I've received an e-mail from a friend who was wondering when Red Admirals would be arriving in the upper Midwest this spring. He had not seen any postings of that species on the Wisconsin Butterflies recent sightings page, or on iNaturalist, and asked me how unusual it is to not see Red Admirals this far into the season.
The first Red Admirals in central Iowa have been later than average this year (the average arrival time here is in mid-April, but the first one can arrive as early as late March to as late as mid-May). There have been several possible reasons for this:
1) It has been a generally cold spring until now.
2) Whenever there were warmer temperatures above 60 F with southerly winds, the air was very dry. They prefer not only warmth and winds from the south, but also sufficient humidity, with dew points above 55 F.
3) The jet stream for the last few weeks was passing from central Texas through Mississippi, Alabama, and Georgia and then into South Carolina. This pattern kept the warm, humid Gulf air well to our south, and brought several weeks of rainy, stormy weather to those states while we in the upper Midwest stayed unusually dry.
All three of these factors changed yesterday, April 26. A loop in the jet stream moved northward, which allowed southerly surface winds to bring warm, moist air into our area. Not only did the temperature rise rapidly into the low 80s, but the dew point also gradually rose from 41 F before sunrise to 56 F in mid-afternoon. So yesterday was the first day this year that was favorable for Red Admirals in our area to be active and to migrate.
This spring I've been out checking the Iowa State University campus for Red Admirals each sunny or partly sunny afternoon above 60 F since late March, without finding any. Likewise, there were none on April 25 - it was still too cool and dry. But when I went there yesterday, I found the first one of the season, perching on and patrolling around the sunny west wall of Catt Hall. It was a pleasant surprise, but one also anticipated due to the favorable conditions. Now, as spring continues and the weather becomes more favorable, we can expect more Red Admirals to be arriving in the upper Midwest.
Here is a dew-point map for 1 p.m. Central Daylight Time, April 26, showing the warm, moist, southerly air flow into the upper Midwest (attribution: RAL Real-Time Weather Data, National Center for Atmospheric Research, weather.rap.ucar.edu/surface):
Also note the dry line running from southwest Texas to western Kansas. Here the moist air from the Gulf of Mexico meets dry air from the desert southwestern states.
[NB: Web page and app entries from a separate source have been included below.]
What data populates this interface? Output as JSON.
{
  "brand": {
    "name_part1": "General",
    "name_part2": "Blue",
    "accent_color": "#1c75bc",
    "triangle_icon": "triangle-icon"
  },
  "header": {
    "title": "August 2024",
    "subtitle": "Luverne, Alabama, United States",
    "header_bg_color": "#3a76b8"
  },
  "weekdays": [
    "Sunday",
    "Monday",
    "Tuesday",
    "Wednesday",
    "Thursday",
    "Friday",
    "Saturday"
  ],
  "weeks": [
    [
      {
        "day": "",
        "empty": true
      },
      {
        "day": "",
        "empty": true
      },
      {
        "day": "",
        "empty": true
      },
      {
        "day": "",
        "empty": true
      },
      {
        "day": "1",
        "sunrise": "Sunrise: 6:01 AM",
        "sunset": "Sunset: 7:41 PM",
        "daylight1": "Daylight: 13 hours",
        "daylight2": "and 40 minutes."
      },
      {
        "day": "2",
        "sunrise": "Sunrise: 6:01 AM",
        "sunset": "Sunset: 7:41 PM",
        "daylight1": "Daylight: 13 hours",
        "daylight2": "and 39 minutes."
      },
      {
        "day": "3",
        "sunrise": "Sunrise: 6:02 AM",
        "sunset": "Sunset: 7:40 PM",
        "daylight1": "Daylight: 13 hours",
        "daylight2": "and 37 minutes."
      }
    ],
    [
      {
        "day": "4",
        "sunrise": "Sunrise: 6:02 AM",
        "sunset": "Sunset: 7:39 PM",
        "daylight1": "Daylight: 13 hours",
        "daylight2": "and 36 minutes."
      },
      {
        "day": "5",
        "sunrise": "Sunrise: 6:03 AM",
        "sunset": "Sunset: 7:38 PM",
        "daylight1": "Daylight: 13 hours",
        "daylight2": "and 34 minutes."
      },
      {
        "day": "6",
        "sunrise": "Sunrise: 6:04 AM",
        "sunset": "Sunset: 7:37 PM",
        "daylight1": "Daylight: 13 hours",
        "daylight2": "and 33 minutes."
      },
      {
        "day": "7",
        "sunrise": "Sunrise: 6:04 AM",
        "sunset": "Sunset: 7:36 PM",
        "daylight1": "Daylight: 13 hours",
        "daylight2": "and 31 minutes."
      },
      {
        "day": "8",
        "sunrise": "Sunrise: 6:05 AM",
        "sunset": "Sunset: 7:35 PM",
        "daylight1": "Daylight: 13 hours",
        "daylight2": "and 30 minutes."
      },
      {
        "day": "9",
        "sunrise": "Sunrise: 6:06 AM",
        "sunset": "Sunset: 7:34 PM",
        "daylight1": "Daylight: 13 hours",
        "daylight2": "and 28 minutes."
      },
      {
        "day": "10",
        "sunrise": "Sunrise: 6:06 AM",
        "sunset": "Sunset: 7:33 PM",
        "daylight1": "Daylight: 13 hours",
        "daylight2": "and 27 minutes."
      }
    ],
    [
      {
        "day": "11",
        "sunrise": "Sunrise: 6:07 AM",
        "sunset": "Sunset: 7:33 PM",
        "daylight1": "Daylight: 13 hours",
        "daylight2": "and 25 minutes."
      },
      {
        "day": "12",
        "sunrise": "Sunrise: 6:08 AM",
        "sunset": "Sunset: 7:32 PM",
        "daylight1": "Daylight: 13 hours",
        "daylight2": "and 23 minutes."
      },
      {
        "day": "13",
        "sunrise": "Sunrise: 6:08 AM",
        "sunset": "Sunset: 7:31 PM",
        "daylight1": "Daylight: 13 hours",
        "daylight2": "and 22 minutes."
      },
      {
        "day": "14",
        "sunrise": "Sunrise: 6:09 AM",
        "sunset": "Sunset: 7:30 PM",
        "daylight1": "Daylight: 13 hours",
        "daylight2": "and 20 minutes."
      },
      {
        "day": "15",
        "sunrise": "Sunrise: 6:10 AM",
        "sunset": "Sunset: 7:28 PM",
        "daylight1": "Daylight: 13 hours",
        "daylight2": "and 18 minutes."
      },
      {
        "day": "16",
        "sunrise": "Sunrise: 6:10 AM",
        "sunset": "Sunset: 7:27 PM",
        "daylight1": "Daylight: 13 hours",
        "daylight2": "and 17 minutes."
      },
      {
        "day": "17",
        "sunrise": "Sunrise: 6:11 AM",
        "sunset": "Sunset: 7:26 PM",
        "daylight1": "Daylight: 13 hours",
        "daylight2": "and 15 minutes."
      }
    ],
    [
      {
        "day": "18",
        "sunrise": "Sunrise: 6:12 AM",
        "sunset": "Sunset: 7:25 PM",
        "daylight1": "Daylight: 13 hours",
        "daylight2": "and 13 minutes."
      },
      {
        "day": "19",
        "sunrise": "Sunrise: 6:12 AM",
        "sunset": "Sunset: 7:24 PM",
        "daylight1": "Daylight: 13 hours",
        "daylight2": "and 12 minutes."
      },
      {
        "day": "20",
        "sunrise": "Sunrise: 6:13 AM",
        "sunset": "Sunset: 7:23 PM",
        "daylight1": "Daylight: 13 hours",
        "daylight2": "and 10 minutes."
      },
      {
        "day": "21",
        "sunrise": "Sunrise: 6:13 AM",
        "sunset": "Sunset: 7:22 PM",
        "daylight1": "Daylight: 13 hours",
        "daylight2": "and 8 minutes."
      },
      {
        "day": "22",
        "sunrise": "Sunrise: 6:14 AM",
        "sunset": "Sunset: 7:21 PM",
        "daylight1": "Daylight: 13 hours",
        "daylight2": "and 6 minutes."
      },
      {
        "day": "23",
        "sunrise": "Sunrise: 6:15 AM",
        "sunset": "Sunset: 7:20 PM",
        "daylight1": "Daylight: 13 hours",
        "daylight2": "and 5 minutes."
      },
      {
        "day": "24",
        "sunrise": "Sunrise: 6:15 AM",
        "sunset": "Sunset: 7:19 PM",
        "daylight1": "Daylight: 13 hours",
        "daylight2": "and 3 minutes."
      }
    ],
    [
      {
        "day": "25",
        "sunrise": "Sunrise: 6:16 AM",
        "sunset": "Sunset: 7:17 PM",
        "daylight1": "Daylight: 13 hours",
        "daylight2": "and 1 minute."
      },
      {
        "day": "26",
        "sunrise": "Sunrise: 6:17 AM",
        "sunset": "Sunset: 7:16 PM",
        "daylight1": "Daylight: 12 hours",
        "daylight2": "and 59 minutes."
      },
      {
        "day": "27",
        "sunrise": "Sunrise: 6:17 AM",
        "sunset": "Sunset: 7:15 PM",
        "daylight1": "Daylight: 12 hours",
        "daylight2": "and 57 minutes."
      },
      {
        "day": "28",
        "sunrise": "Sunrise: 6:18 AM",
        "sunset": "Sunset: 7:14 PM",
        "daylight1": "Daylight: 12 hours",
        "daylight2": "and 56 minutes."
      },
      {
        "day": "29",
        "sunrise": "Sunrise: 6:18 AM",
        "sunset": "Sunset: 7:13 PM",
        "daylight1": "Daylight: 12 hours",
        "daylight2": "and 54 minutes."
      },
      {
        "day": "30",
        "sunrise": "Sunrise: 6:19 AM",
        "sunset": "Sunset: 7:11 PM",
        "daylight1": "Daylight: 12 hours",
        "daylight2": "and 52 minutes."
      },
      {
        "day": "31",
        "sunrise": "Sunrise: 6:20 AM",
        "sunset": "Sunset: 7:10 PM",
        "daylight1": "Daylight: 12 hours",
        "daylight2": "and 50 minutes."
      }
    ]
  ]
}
Thus this line is likely to be the farthest possible western extent of any ongoing Red Admiral migration at this time. The dry line is also notorious for spawning severe thunderstorms and tornadoes along the moist side of the line.
-- Royce Bitzer